Current NICE guidance [1,2] advises use of expectant management for 7–14 days as the first-line management strategy for women with a confirmed diagnosis of miscarriage. Explore management options other than expectant management if:
- expectant management is not acceptable or
- the woman is at increased risk of haemorrhage (for example, she is in the late first trimester) or
- she has previous adverse and/or traumatic experience associated with pregnancy (for example, stillbirth, miscarriage or antepartum haemorrhage) or
- she is at increased risk from the effects of haemorrhage (for example, if she has coagulopathies or is unable to have a blood transfusion) or
- there is evidence of infection.

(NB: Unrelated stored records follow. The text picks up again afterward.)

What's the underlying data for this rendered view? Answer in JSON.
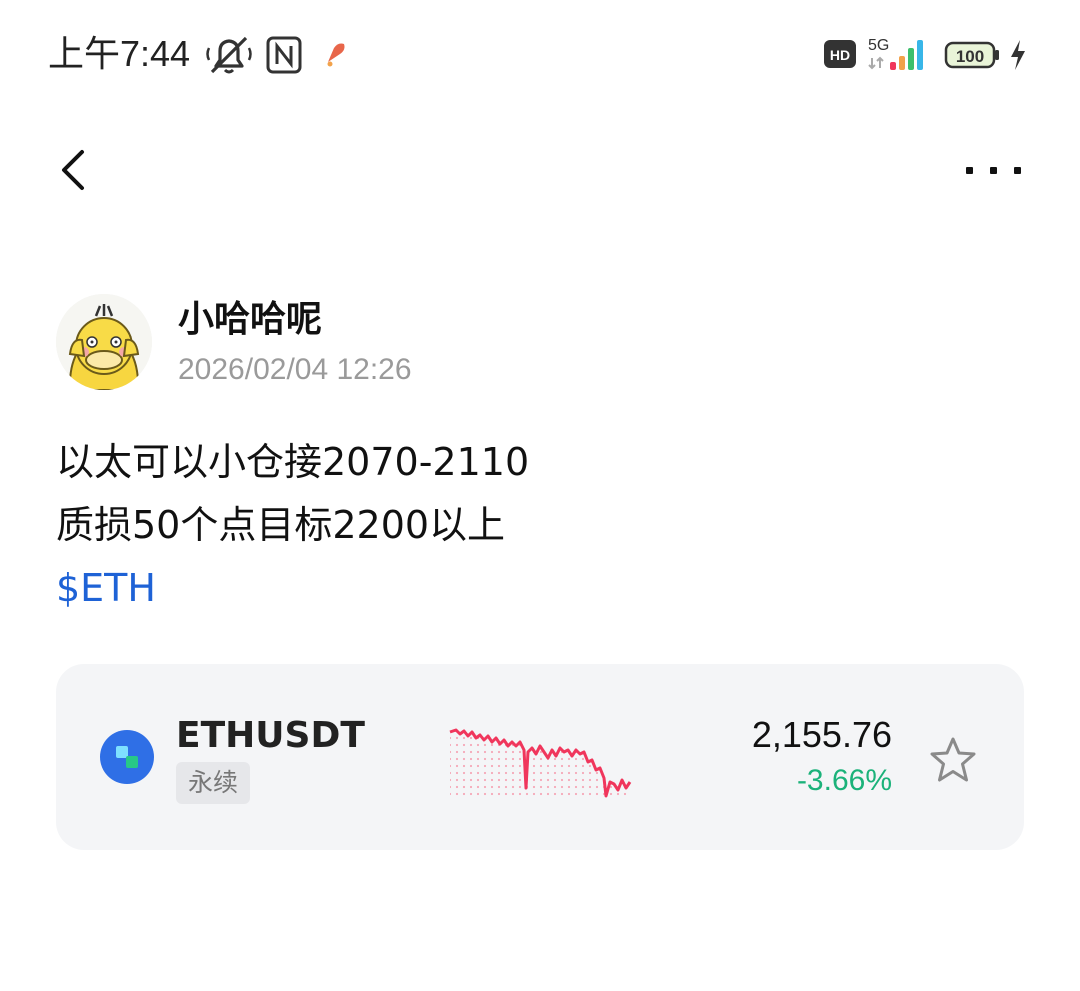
{
  "status_bar": {
    "time": "上午7:44",
    "network": "5G",
    "hd": "HD",
    "battery": "100",
    "icons": [
      "bell-muted-icon",
      "nfc-icon",
      "app-notification-icon",
      "hd-icon",
      "signal-icon",
      "battery-icon",
      "charging-icon"
    ]
  },
  "nav": {
    "back_icon": "chevron-left-icon",
    "more_icon": "more-dots-icon"
  },
  "post": {
    "author": "小哈哈呢",
    "timestamp": "2026/02/04 12:26",
    "lines": [
      "以太可以小仓接2070-2110",
      "质损50个点目标2200以上"
    ],
    "tag": "$ETH"
  },
  "ticker_card": {
    "symbol": "ETHUSDT",
    "type": "永续",
    "price": "2,155.76",
    "change": "-3.66%",
    "colors": {
      "change": "#1bb27a",
      "sparkline": "#f0365c",
      "coin_icon": "#2f6fe6"
    },
    "favorite_icon": "star-outline-icon"
  }
}
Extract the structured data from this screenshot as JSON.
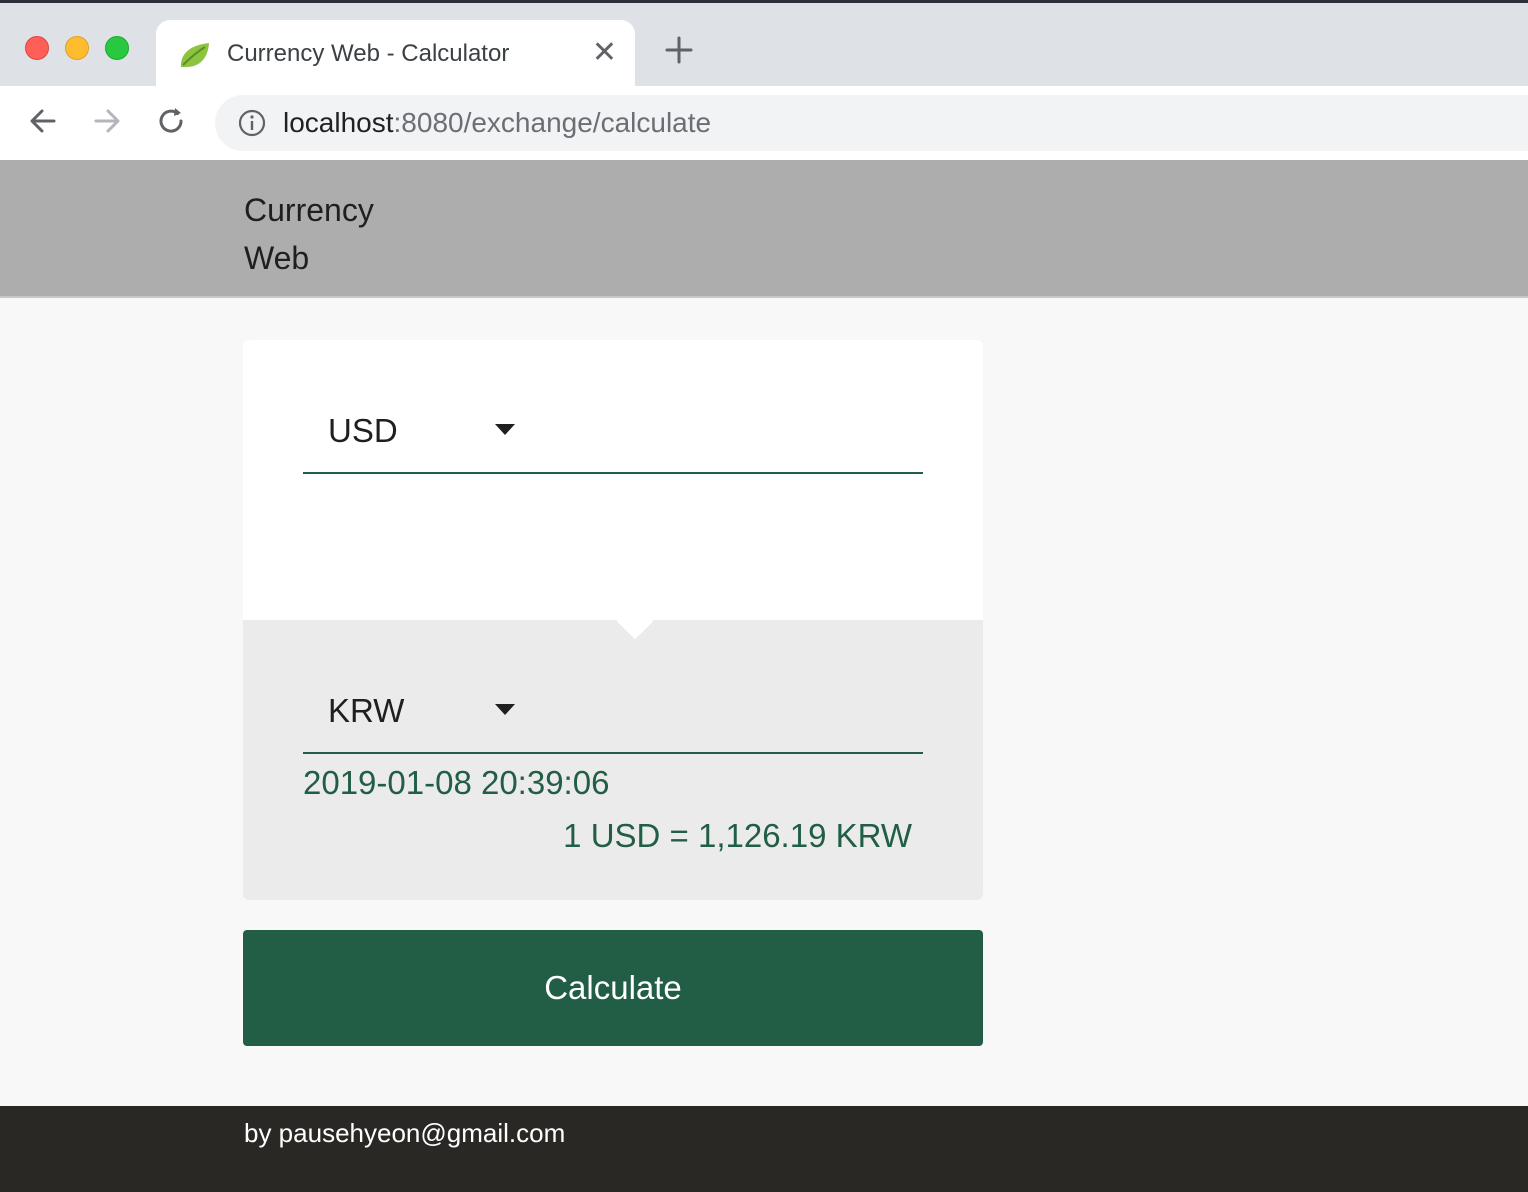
{
  "browser": {
    "tab": {
      "title": "Currency Web - Calculator",
      "favicon": "spring-leaf-icon",
      "close_label": "✕"
    },
    "new_tab_icon": "plus-icon",
    "nav": {
      "back_icon": "arrow-left-icon",
      "forward_icon": "arrow-right-icon",
      "reload_icon": "reload-icon"
    },
    "address": {
      "info_icon": "info-icon",
      "host": "localhost",
      "path": ":8080/exchange/calculate"
    }
  },
  "header": {
    "brand_line1": "Currency",
    "brand_line2": "Web"
  },
  "calculator": {
    "from_currency": "USD",
    "to_currency": "KRW",
    "timestamp": "2019-01-08 20:39:06",
    "rate_text": "1 USD = 1,126.19 KRW",
    "button_label": "Calculate"
  },
  "footer": {
    "text": "by pausehyeon@gmail.com"
  },
  "colors": {
    "accent": "#215e45",
    "header_bg": "#adadad",
    "footer_bg": "#2a2825",
    "page_bg": "#f8f8f8"
  }
}
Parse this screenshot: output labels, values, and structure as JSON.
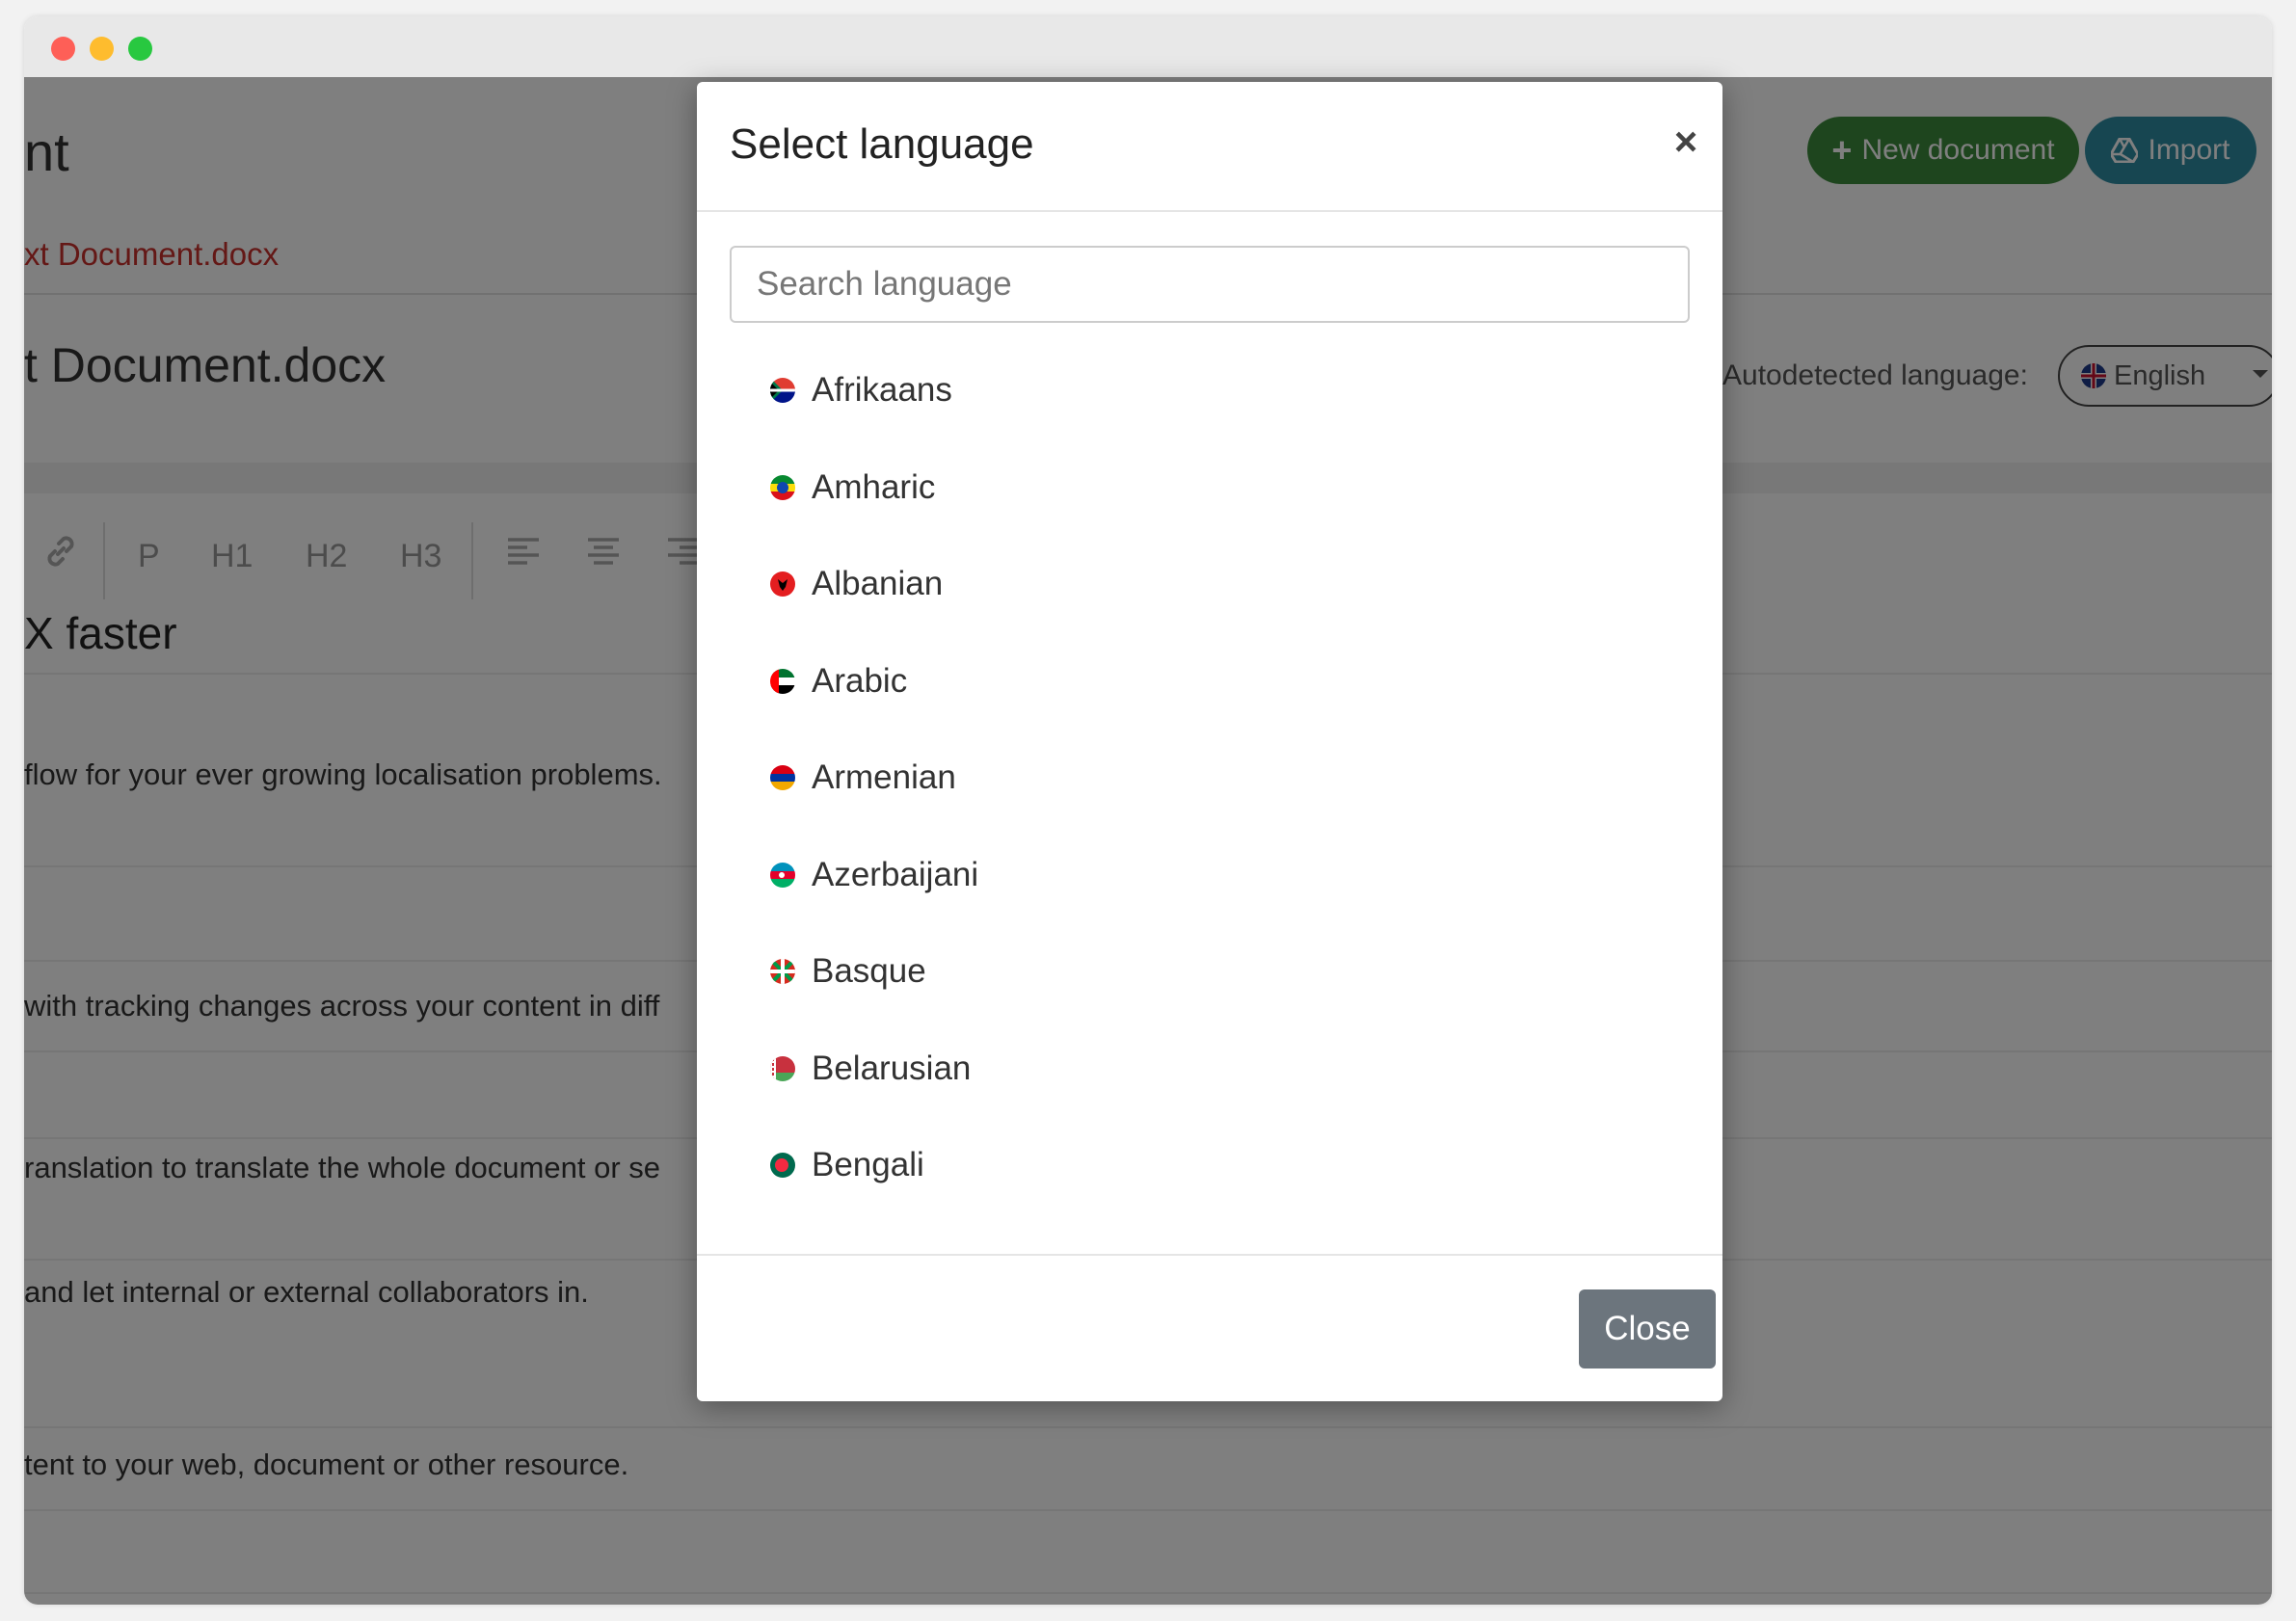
{
  "window": {
    "controls": [
      "close",
      "minimize",
      "maximize"
    ]
  },
  "header": {
    "title_partial": "nt",
    "file_link": "xt Document.docx",
    "new_document_label": "New document",
    "import_label": "Import"
  },
  "document": {
    "title_partial": "t Document.docx",
    "autodetected_label": "Autodetected language:",
    "detected_language": "English",
    "toolbar": [
      "P",
      "H1",
      "H2",
      "H3"
    ],
    "heading_partial": "X faster",
    "paragraphs": [
      "flow for your ever growing localisation problems.",
      " with tracking changes across your content in diff",
      "ranslation to translate the whole document or se",
      " and let internal or external collaborators in.",
      "tent to your web, document or other resource."
    ]
  },
  "modal": {
    "title": "Select language",
    "search_placeholder": "Search language",
    "languages": [
      {
        "name": "Afrikaans",
        "flag": "za-flag"
      },
      {
        "name": "Amharic",
        "flag": "et-flag"
      },
      {
        "name": "Albanian",
        "flag": "al-flag"
      },
      {
        "name": "Arabic",
        "flag": "ae-flag"
      },
      {
        "name": "Armenian",
        "flag": "am-flag"
      },
      {
        "name": "Azerbaijani",
        "flag": "az-flag"
      },
      {
        "name": "Basque",
        "flag": "eu-flag"
      },
      {
        "name": "Belarusian",
        "flag": "by-flag"
      },
      {
        "name": "Bengali",
        "flag": "bd-flag"
      }
    ],
    "close_label": "Close"
  },
  "colors": {
    "new_document": "#3c8b3c",
    "import": "#2f8ca3",
    "file_link": "#c9302c",
    "close_button": "#6c757d",
    "overlay": "rgba(0,0,0,0.5)"
  }
}
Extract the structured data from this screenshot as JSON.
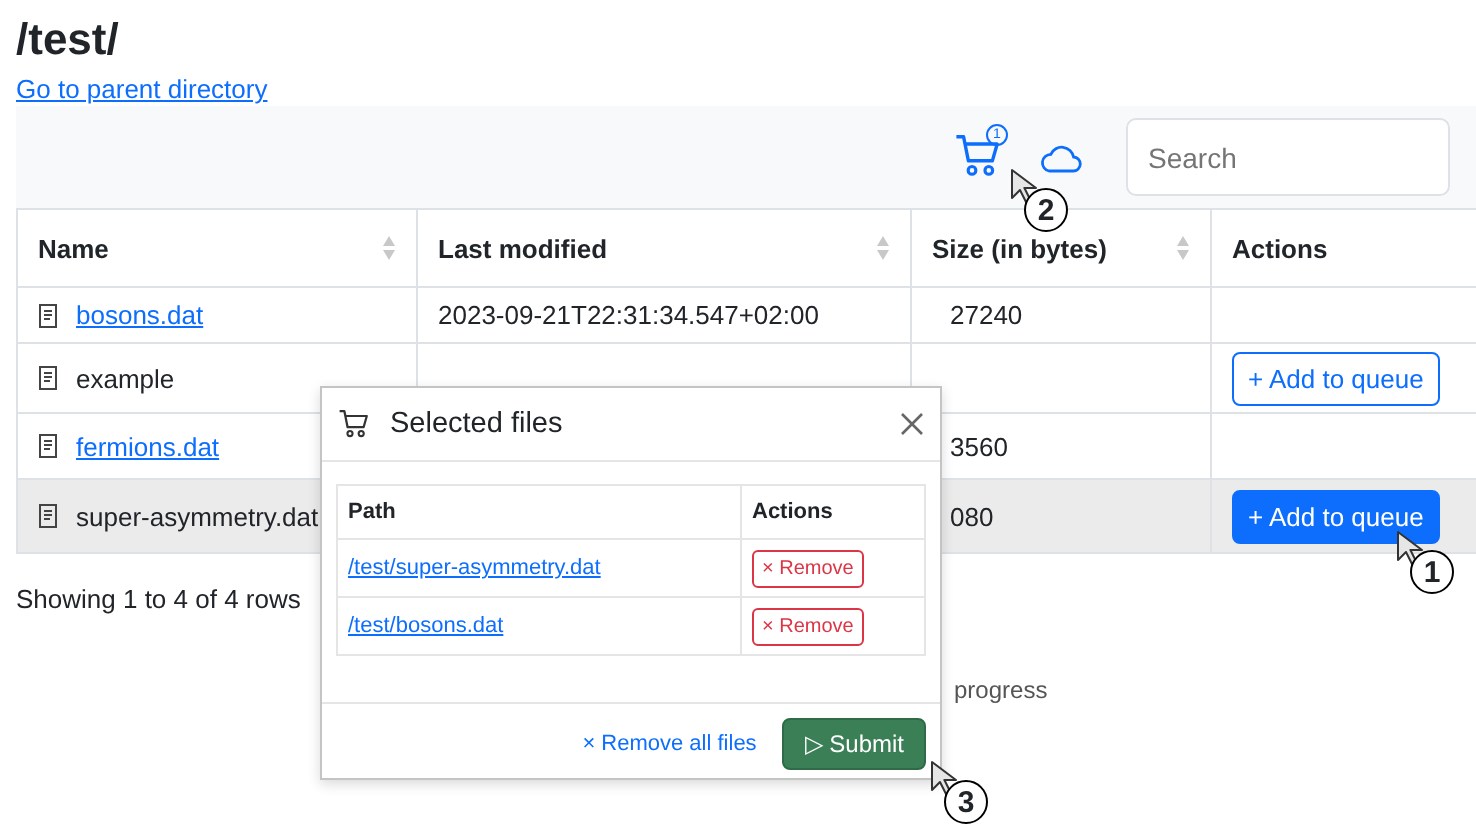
{
  "title": "/test/",
  "parent_link": "Go to parent directory",
  "toolbar": {
    "cart_count": "1",
    "search": {
      "placeholder": "Search"
    }
  },
  "table": {
    "columns": [
      {
        "label": "Name",
        "sortable": true
      },
      {
        "label": "Last modified",
        "sortable": true
      },
      {
        "label": "Size (in bytes)",
        "sortable": true
      },
      {
        "label": "Actions",
        "sortable": false
      }
    ],
    "rows": [
      {
        "name": "bosons.dat",
        "kind": "link",
        "modified": "2023-09-21T22:31:34.547+02:00",
        "size": "27240",
        "highlighted": false
      },
      {
        "name": "example",
        "kind": "plain",
        "action": {
          "label": "+ Add to queue",
          "kind": "outline"
        },
        "highlighted": false
      },
      {
        "name": "fermions.dat",
        "kind": "link",
        "size": "3560",
        "highlighted": false
      },
      {
        "name": "super-asymmetry.dat",
        "kind": "plain",
        "size": "080",
        "action": {
          "label": "+ Add to queue",
          "kind": "solid"
        },
        "highlighted": true
      }
    ]
  },
  "pagination_info": "Showing 1 to 4 of 4 rows",
  "status_fragment": "progress",
  "modal": {
    "title": "Selected files",
    "columns": [
      "Path",
      "Actions"
    ],
    "rows": [
      {
        "path": "/test/super-asymmetry.dat",
        "action": "× Remove"
      },
      {
        "path": "/test/bosons.dat",
        "action": "× Remove"
      }
    ],
    "remove_all": "× Remove all files",
    "submit": "▷ Submit"
  },
  "callouts": [
    {
      "label": "1"
    },
    {
      "label": "2"
    },
    {
      "label": "3"
    }
  ]
}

Explain what expectant management involves and that most women will need no further treatment (successful for 70-80% patients). Give all women oral and written information about what to expect throughout the process, advice on pain relief and where and when to get help in an emergency. Also provide women with oral and written information about further treatment options – medical or surgical (MVA or under GA). Written consent is not mandatory.
Give an appointment for 2-3 weeks’ time and offer a repeat scan. The patient should then be reviewed at 2-weekly intervals if she continues to opt for conservative management. Consider checking FBC/CRP. If ongoing bleeding and/or positive pregnancy test, the patient needs review and USS. Discuss alternative management options of miscarriage.